It seems the new focus is completely tied to purchase choices, vinyl or files, controllers or CDJs, WAVs or mP3s. I refuse to believe this what defines an artist, or the quality of the art. My long time favourite visual artist is Keith Haring, who inspired millions of people with rudimentary stick figures drawn in chalk. If you think that just choosing to buy WAVs will somehow make you a more legit DJ, or is really worth even talking about.. all I can say is just wait for some kid, who can’t afford all this “legit” gear, to come along and rock the house all over the place with a cheap controller and some questionable Mp3s. If he has the charisma and finesse, and you are depending on solid purchase choices and questionable sound quality data you read about on the internet, well then, prepare to be schooled. You can fool yourself into thinking it means more than it does.. but the floor don’t lie.

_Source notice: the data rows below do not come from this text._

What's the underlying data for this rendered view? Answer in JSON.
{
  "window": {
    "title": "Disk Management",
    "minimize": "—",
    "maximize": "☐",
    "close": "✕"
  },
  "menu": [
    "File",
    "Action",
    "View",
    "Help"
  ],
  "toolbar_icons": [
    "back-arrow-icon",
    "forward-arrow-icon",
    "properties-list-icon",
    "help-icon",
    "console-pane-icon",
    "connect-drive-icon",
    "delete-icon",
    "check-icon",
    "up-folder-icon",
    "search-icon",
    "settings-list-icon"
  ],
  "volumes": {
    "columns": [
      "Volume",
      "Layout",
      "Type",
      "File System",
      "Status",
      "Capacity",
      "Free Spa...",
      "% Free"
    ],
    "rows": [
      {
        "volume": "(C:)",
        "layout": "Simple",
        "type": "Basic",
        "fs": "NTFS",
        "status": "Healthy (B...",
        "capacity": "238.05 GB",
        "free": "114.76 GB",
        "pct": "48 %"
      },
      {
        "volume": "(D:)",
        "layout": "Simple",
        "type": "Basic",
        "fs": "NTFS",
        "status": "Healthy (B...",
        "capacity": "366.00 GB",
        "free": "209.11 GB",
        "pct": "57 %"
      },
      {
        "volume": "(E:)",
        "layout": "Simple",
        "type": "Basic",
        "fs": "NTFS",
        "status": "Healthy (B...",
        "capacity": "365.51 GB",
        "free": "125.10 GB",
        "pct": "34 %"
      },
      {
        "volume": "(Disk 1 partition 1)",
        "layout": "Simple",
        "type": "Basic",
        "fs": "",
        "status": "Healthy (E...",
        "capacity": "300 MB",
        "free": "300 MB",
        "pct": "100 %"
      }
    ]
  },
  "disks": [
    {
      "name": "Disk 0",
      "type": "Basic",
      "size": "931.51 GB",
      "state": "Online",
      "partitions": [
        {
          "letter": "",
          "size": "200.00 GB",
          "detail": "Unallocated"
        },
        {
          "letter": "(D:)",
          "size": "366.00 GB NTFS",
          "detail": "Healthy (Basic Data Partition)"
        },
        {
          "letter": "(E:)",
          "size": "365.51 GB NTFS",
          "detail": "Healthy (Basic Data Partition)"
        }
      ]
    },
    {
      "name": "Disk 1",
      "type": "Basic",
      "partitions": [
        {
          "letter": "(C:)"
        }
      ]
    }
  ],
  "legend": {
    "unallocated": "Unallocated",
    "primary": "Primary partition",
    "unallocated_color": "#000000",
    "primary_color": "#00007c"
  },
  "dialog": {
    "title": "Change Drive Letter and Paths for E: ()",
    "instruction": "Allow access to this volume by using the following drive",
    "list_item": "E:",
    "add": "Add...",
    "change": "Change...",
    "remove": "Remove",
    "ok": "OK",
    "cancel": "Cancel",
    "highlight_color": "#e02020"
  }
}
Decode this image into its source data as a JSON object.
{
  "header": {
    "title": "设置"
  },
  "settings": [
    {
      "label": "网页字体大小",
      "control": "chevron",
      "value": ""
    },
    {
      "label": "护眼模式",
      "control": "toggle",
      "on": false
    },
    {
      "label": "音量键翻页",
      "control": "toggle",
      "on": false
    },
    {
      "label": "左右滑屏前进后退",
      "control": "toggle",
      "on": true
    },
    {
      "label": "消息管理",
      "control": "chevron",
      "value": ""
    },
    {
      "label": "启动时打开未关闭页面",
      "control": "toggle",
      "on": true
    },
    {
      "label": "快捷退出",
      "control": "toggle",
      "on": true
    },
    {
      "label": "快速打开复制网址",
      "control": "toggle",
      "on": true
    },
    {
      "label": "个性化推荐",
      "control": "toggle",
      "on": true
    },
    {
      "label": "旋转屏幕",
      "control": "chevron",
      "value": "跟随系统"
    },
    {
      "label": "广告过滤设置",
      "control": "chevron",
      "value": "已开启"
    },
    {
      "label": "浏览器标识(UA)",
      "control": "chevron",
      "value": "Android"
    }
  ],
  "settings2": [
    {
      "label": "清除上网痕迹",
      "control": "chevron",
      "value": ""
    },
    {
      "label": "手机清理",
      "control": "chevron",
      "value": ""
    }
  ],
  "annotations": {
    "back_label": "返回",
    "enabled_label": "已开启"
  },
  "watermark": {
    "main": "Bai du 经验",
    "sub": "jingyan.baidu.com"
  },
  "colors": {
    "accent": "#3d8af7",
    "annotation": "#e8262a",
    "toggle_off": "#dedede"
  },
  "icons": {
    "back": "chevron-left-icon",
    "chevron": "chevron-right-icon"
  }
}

So as long as it sounds nice to my ears and will move the floor, I will play it. If you do it another way, that’s cool, if you recommend it, cool too …but seriously, be humble about it. Ask yourself what you have really accomplished, outside of what you have chosen to buy, that gives you the ability to say who is and isn’t “professional”. Truth is, in reality, whether you approve or not, all dogma and opinion aside, most “professional” DJs actually play several formats depending on how they receive or purchase the music, so when speaking about this topic, at least speak only for yourself.